Check each line below for the word "subtitle" and give the count alone.

*** Information given ***

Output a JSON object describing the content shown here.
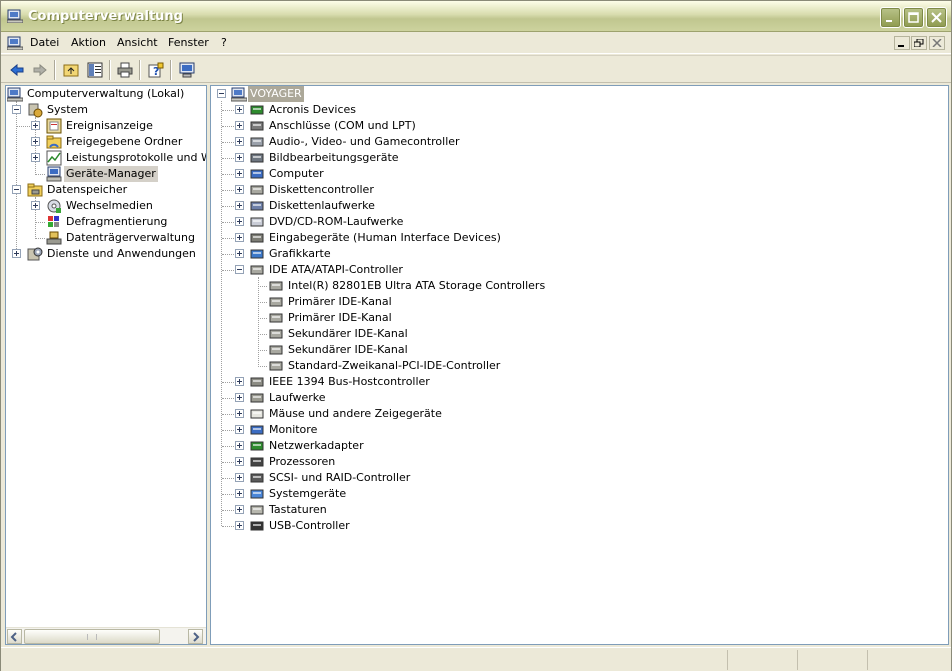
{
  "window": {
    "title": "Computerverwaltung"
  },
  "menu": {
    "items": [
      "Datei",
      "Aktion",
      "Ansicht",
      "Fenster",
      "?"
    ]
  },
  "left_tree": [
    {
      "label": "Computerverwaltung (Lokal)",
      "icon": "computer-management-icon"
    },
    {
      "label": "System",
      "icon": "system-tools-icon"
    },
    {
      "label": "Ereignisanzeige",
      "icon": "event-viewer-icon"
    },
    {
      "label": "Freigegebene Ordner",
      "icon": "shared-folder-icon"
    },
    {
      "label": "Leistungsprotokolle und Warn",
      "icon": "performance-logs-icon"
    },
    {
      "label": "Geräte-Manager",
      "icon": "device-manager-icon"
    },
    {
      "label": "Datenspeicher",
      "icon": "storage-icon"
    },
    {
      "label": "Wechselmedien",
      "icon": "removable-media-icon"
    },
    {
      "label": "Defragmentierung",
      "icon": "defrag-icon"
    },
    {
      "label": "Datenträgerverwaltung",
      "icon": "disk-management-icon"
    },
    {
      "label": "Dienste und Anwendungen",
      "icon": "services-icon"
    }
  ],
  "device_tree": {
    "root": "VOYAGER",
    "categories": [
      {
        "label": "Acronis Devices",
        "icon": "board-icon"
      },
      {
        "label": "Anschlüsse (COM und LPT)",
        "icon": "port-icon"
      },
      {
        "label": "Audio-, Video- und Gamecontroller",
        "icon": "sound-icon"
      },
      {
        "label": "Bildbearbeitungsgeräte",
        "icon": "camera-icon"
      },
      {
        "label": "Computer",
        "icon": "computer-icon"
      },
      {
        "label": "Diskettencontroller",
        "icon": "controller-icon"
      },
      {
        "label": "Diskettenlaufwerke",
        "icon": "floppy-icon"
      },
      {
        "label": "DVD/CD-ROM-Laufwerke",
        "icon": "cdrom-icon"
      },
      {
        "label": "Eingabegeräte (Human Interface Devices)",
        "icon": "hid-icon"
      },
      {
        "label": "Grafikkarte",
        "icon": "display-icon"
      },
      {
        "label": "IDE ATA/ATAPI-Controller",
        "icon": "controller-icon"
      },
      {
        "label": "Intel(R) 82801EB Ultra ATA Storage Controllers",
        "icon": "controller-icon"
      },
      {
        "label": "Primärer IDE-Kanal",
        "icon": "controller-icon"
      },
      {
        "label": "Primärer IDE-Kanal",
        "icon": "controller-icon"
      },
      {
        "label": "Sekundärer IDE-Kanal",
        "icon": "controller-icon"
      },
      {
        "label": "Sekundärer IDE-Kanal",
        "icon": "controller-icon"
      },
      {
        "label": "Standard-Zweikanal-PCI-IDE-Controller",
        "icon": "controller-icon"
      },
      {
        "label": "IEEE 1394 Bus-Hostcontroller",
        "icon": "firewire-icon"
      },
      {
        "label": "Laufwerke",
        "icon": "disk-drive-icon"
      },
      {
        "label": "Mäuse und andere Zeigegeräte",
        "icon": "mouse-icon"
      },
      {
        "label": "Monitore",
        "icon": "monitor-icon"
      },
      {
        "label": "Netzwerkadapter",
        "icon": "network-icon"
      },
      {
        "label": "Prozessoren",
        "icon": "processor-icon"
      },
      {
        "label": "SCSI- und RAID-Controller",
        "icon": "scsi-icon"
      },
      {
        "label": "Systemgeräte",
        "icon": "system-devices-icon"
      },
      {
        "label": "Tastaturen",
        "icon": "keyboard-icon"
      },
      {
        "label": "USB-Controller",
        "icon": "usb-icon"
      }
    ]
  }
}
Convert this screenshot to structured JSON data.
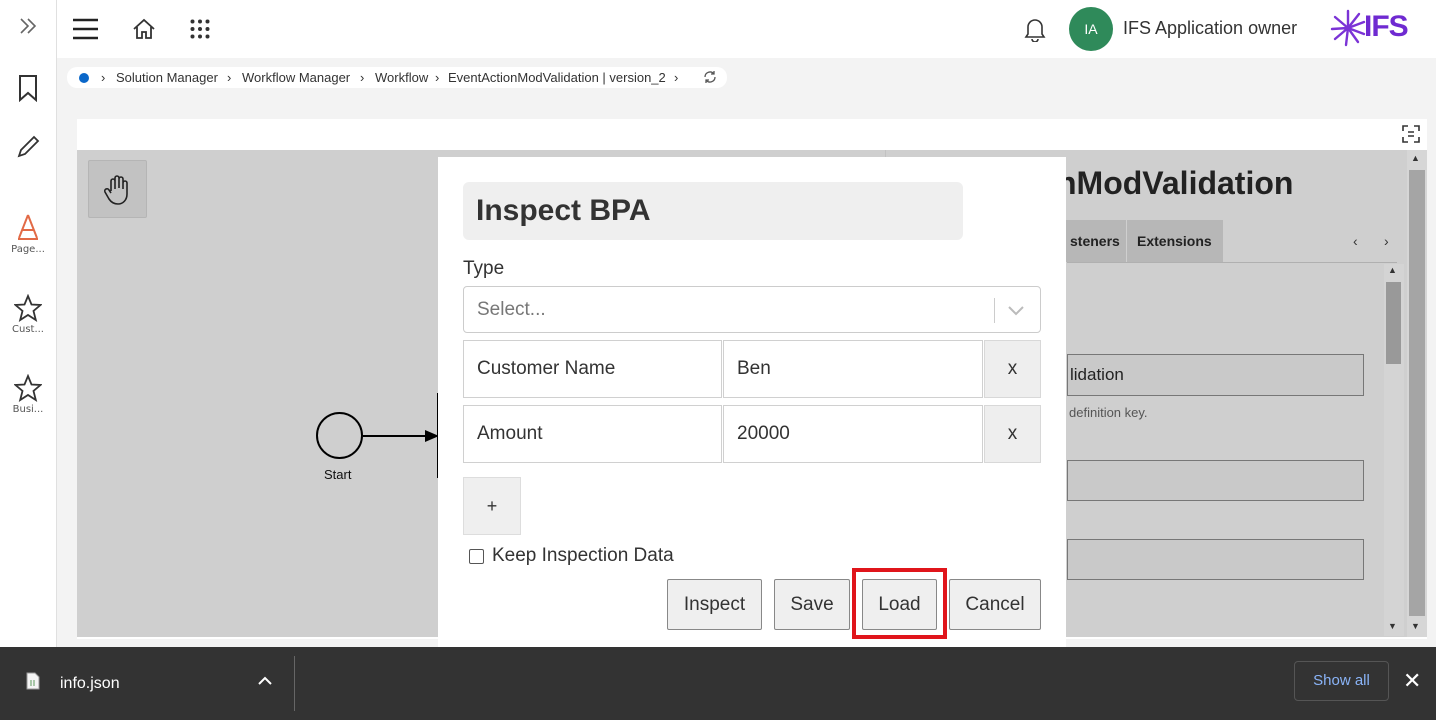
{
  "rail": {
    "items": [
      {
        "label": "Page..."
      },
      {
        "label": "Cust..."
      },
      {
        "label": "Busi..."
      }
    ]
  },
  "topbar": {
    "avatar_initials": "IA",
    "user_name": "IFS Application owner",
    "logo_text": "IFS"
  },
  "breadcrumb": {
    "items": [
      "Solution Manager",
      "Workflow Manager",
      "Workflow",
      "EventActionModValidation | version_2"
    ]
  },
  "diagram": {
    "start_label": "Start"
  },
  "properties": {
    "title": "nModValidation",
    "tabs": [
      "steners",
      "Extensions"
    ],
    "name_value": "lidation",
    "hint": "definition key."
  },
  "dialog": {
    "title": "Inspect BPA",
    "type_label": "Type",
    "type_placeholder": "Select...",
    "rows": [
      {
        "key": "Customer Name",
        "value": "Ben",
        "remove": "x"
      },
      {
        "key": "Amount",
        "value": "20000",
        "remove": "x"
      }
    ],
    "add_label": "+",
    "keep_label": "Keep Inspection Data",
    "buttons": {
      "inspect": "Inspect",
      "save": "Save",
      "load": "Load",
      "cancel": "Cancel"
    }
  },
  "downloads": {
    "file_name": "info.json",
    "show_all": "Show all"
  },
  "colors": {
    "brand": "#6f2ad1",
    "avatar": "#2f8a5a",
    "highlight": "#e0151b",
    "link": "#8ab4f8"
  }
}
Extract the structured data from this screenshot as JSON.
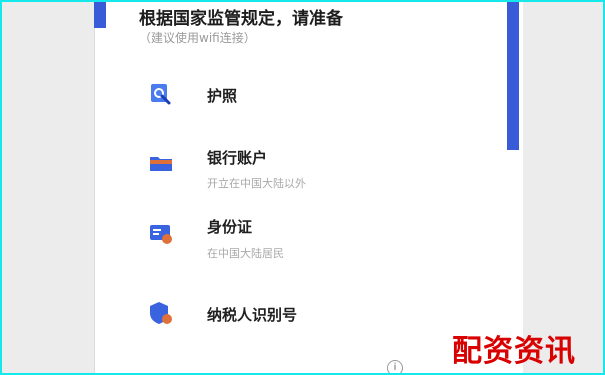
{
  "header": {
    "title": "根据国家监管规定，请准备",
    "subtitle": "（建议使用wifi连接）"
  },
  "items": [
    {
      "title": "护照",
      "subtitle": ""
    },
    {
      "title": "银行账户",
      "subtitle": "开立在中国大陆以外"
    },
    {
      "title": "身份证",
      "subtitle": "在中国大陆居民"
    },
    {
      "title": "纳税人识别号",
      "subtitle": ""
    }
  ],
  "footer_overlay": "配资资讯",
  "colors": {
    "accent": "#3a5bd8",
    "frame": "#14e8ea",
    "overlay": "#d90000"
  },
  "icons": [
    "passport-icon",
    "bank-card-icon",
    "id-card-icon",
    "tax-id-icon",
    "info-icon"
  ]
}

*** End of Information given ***

— Result below —
5